Video: Make a Folding T-Track Table
In this video, April Wilkerson creates a space-saving worktable for her garage using Rockler T-tracks.
Need to save some space in your garage or workshop? This simple folding T-track table will give you a fully featured worksurface in a small area. April Wilkerson shows you how.
You can find more great projects and techniques from April Wilkerson at her website.
April Wilkerson: Yet another shop project. Rockler sent me this awesome T-track tabletop, and I think I've decided on turning it into another folding workbench. Unlike the last folding workbench that I did that folds up into the wall, I think I'm going to make this one fold down. If you're interested in seeing how I do it, then stick around. I'm using some one-by scraps that I had for this project. I started by cutting the size of the legs at the miter saw and table saw. Then I use pocket holes and glue to join them together.
My third process is the legs will fold in and the workbench will fold down on top of them. To create that folding action, I attach two hinges, one near the top and one near the bottom. I started attaching them to the wall. However, since my floor and walls are not exactly square to one another, they would not fully extend without me having to force them.
To fix this, I cut down the feet a few inches at the miter saw, making sure to use a stop block so that the feet were the same length. Then I took some scrap cut-offs and attached them to both feet to thicken up the material. This way, I could turn it upside down and attach casters to the bottom. Then I started attaching it to the wall once again and I use some scrap cut-offs to act as shims to square these up to the wall.
Next, I grabbed the piano hinge and use my reciprocating saws to cut it to size. I haven't purchased any files for my shop, I don't know why. I just use sandpaper to smooth over the edges. Then I started attaching the hinge to the tabletop. Now, the tabletop is heavy, so instead of using the screws that came with a hinge, I upgraded to a larger screw. Then I attached the board to the wall, making sure to put it in all the studs.
I'll use this to attach the other portion of the hinge too. I set the workbench into place and crawled underneath and attached it with the screws. However, again, I didn't use the screws that came with the hinge, I upgraded them to something larger. Now what I needed to do was add some spacers so that the tabletop would actually sit level. I decided to do this by taking some thicker material and using my table saw to cut in that channel, leaving a lip on both sides. I set the spacers in place and made sure that they made the tabletop level.

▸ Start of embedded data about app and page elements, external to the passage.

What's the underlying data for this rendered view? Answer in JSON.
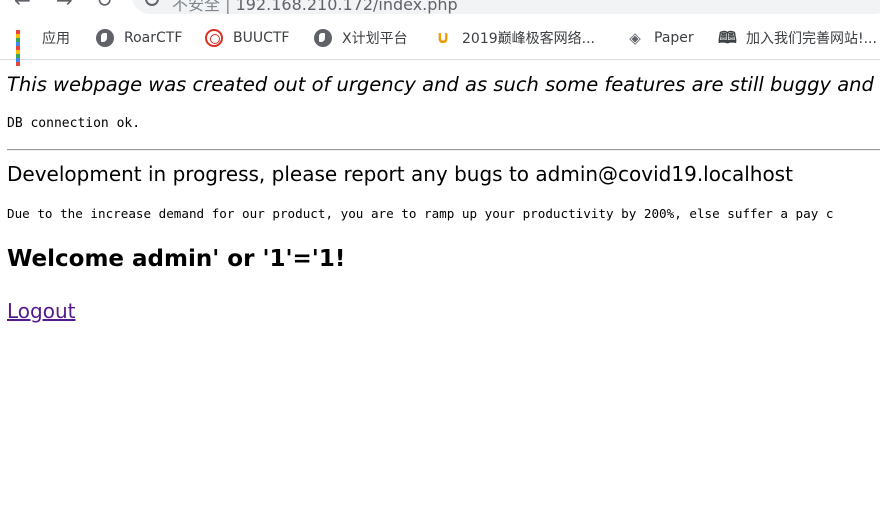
{
  "browser": {
    "address_prefix": "不安全 |",
    "address_url": "192.168.210.172/index.php"
  },
  "bookmarks": [
    {
      "label": "应用",
      "icon": "apps-grid-icon"
    },
    {
      "label": "RoarCTF",
      "icon": "globe-icon"
    },
    {
      "label": "BUUCTF",
      "icon": "buuctf-logo-icon"
    },
    {
      "label": "X计划平台",
      "icon": "globe-icon"
    },
    {
      "label": "2019巅峰极客网络...",
      "icon": "geek-logo-icon"
    },
    {
      "label": "Paper",
      "icon": "layers-icon"
    },
    {
      "label": "加入我们完善网站!...",
      "icon": "book-icon"
    }
  ],
  "page": {
    "notice": "This webpage was created out of urgency and as such some features are still buggy and ma",
    "db_status": "DB connection ok.",
    "dev_message": "Development in progress, please report any bugs to admin@covid19.localhost",
    "memo": "Due to the increase demand for our product, you are to ramp up your productivity by 200%, else suffer a pay c",
    "welcome": "Welcome admin' or '1'='1!",
    "logout_label": "Logout"
  },
  "colors": {
    "link_visited": "#551a8b",
    "bookmark_text": "#3c4043",
    "divider": "#9a9a9a"
  }
}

Then I went underneath and took a sharpie and just made three little marks so that I would be able to flip the tabletop up and attach them a little bit easier. However, I ran into a problem when I tried to fold it down, that inside lip I left on the spacers ended up running into the legs. I decided to cut off the inside ones, and I was worried that this meant the legs would be able to easily be kicked out. I gave him a few kicks, light kicks, but they still didn't feel like they were going to be going anywhere, so I'm not worried about it.

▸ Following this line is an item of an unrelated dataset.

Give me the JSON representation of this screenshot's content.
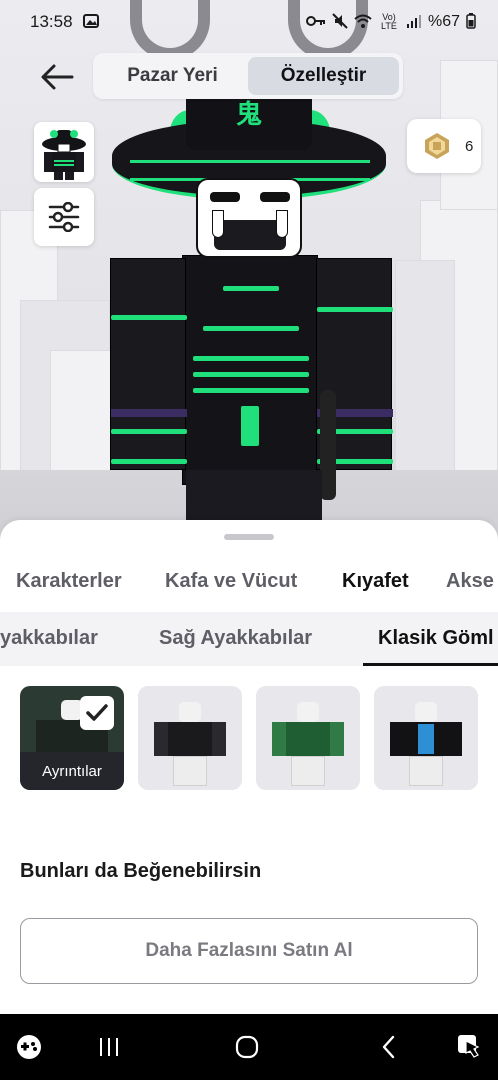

I was worried about this front portion, there's a little bit too much workbench unsupported. At this point, I decided to completely change directions and I cut some legs then use some folding leg brackets from rockler.com, to attach to the front. Now I pretty much disassembled everything I had done up to this point, taking off the bat folding legs, the spacers, and now that the workbench doesn't have any support in the back, I even took the tabletop off so I could upgrade the board attached to the studs. Not only is this route a lot easier to build, but it's also a lot more secure feeling. When I'm not using this I can fold in the legs and lower it down, reducing 30 inches to just 4 and 1/2.
However, when I do want to use it, I can lift it up and then just lower the legs. Now, I hated to let all those other pieces go to waste, so I found a scrap board that was the correct depth and I just set it all up on the other side of my shop. This is another option for a folding workbench. However, the depth of the tabletop can only be around 20 inches, but that's fine for me. I personally plan on putting my shop fan over here. I should have definitely dusted that off before starting it.
Okay, man, so now I have three different workbenches, folding workbenches in my shop. If you're interested in any three, then, of course, I have those tutorials on my website. You can check it out wilkerdos.com. Now the reason I specifically wanted this one to fold down is because I want to move it underneath this window unit. However, first, I'd figure out how to safely extend this power cord without creating some fire hazard, so eventually, I'll move it over there.